How is your child developing in terms of physical, cognitive, social, and personality development?

Audrey is developing well, above average and in accordance with developmental milestones and stages suggested by the above theorists. The same support should be maintained.

At 10 years:


Child’s aggressive behaviour at school resulting from too much time spent on a war game that a new friend has lent him. What links could this new friend and violent game have on your child’s behaviour at school?

Studies indicate that children exposed to violent video games become numb or “immune” or numb to the horror of violence. If this continues for some time they imitate the violence they see, and even become more aggressive towards others with greater exposure to violence (Kleinginna and Kleinginna 2009). This is why Audrey might become socially violent.

At 12 years:


Describe physical, behavioural and cognitive changes in the child as puberty approaches. Be sure to use specific examples in your response.

Physically, Audrey is developing into a young woman with her hips broadening. She starts to show early signs of sexual maturity. Behaviourally, she is concentrating on her looks and buying new cloths to add to her wardrobe. She has become moody and sometimes refraining from discussing such moods with the mother. Cognitively, Audrey has developed a greater wisdom of action opposed to consequences.

At 15 years:


List of the common risk taking behaviours for a teenager and why these occur? Reliable resources that a nurse could direct or provide a parent of a child who is exhibiting these identified behaviours.

At 15 years, Audrey falls in the category of teenagers engaging in risk taking, impulsivity and novelty seeking. Some of these behaviours include:

  • Abusing drugs such as alcohol and tobacco

  • Unprotected sex

  • Trespassing or vandalism

  • Dangerous driving

  • Fighting and

Reliable resources that can help the parent are the internet and professional counsellor.

At 16 years:


How important have your teen’s relationships with peers been to his/her social development, emotional well-being and school achievement from 14-16 years of age?

Peers and teens that are well behaved do have a good influence on Audrey. On the other hand Audrey tried to identify herself and was at times misled by few troubled teens.

At 18 years:


In your state, look at what age your Virtual Child transitions into an adult public health care system. What community resources and health promotion activities would an adolescent need to be made aware of? List what adverse outcomes could result from a poorly transitioned adolescent into an adult care environment.

Services that are available through the Medicare system and local community health system are;

  • Mental and

  • Sexual health

Education and support should be offered to teens for a smooth transition into adulthood.

Reference Lists

Ball, J. W., Bindler, R.C & Cowen, K. J. (2011). Clinical Skills Manual for Child Principles of Pediatric Nursing: Caring for Children. (5th ed.). Upper Saddle River, NJ: Pearson Education Inc.

Ball, J. W., Bindler, R. C. & Cowen, K.J. (2010). Child Health Nursing: Partnering with children and families. (2nd ed). Upper Saddle River, NJ: Pearson Eduction Inc.

Davidoff, F., Haynes, R., Sackett, D. and Smith, R. (2007). Evidence-based medicine.
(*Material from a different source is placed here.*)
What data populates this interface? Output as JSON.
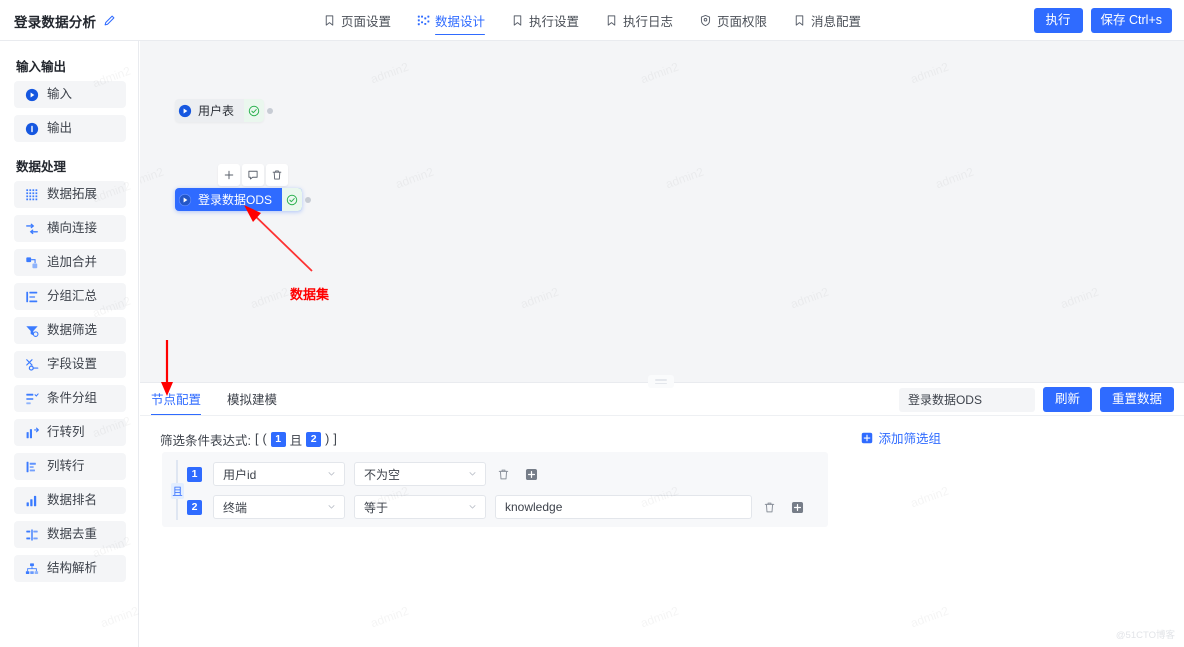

British

Medical Journal.

Erikson E: Insight and Responsibility. Norton, New York, 1964.

Kleinginna, P. R., and Kleinginna, A. M. (2009). Acategorized list of emotion definitions,

with suggestions for a consensual definition. In H. Thomae (Ed.), Motivation und
Emotion. Band 1: Theorien und Formen der
Motivation [Motivation and emotion. Vol. 1: Theories
and forms of motivation] (pp. 345-355). Göttingen, Germany: Hogrefe.
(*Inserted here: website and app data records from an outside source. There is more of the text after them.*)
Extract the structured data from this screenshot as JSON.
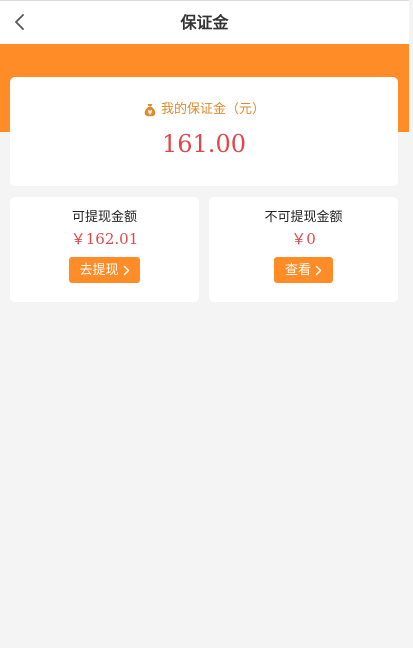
{
  "header": {
    "title": "保证金",
    "back_icon": "chevron-left-icon"
  },
  "deposit": {
    "icon": "money-bag-icon",
    "label": "我的保证金（元）",
    "amount": "161.00"
  },
  "withdrawable": {
    "label": "可提现金额",
    "amount": "￥162.01",
    "button_label": "去提现",
    "button_icon": "chevron-right-icon"
  },
  "non_withdrawable": {
    "label": "不可提现金额",
    "amount": "￥0",
    "button_label": "查看",
    "button_icon": "chevron-right-icon"
  },
  "colors": {
    "accent": "#ff8c26",
    "amount": "#e0474c",
    "label_orange": "#e08a2c",
    "background": "#f4f4f4"
  }
}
Zillmann, D. (2009). “Mood management through communication choices.”

Behavioral Scientist, 31, 327- 340.